Wood Grain Donut 58
Grand Canyon Pendant, by JoAnn Sartorius.
Mokume-Gane – Rectangular Earrings 61
Mokume-Gane – Earrings in Other Shapes 63
Mokume-Gane – Indenting 64
Mokume-Gane – Sanding 66
Mokume-Gane – Rock 67
Mokume-Gane – Flat Hollow Form 69
Mokume-Gane Bracelet 71
Gradient Circles Pendant 74
Gradient Shrimp Earrings 77
Gradient Branch Slices 79
Gradient Seed Pod 81
Gradient Leaves 83
Gradient “Gemstone” Necklace 86
Gradient Red Creek Jasper 88
Gradient Foldies 91
Picture on Gradient Background 93
Mixing Colors – Striped Flat Earrings 96
Mixing Colors – Four-Metal Striped Earrings 97
Mixing Colors – Striped Hollow Forms 99
Mixing Colors – Striped Flowers 101
Mixing Colors – Ocean View Pendant
with Rose Bronze 103
Mixing Colors – Rose Bronze Rock 107
Mixing Colors – Onlay Earrings 109
Mixing Colors – Shibuichi
and Sterling Silver Earrings 111
Lope Ear and Little Spot, by Patricia Roach.
Earth Flower, by Alicia Buckler-White.
White Bronze Inlay Earrings
113
White Bronze Overlay Earrings 115
White Bronze Overlay Link Necklace 118
Speckled Steel 120

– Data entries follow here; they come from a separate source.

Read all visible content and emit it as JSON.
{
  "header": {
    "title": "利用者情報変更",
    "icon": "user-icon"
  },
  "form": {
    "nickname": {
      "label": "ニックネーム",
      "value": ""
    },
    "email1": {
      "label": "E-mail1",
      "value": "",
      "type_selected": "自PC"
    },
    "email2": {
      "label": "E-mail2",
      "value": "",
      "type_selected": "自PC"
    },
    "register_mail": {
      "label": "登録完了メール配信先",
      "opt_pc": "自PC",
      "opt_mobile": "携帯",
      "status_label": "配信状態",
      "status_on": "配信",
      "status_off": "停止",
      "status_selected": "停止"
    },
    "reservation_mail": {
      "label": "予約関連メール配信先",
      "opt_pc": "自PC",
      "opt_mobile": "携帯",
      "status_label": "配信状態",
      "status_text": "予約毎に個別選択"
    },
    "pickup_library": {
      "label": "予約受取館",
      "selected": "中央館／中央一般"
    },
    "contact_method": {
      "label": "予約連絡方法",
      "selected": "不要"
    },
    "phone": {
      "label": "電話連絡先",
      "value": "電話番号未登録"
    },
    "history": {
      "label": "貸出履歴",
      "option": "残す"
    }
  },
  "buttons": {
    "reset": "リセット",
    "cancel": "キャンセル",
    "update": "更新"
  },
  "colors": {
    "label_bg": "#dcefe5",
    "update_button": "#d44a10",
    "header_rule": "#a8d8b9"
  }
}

Magnetic Clasp 123
Undercuts 124
Index 128
Landscape, by Laurie Frederick Cohen.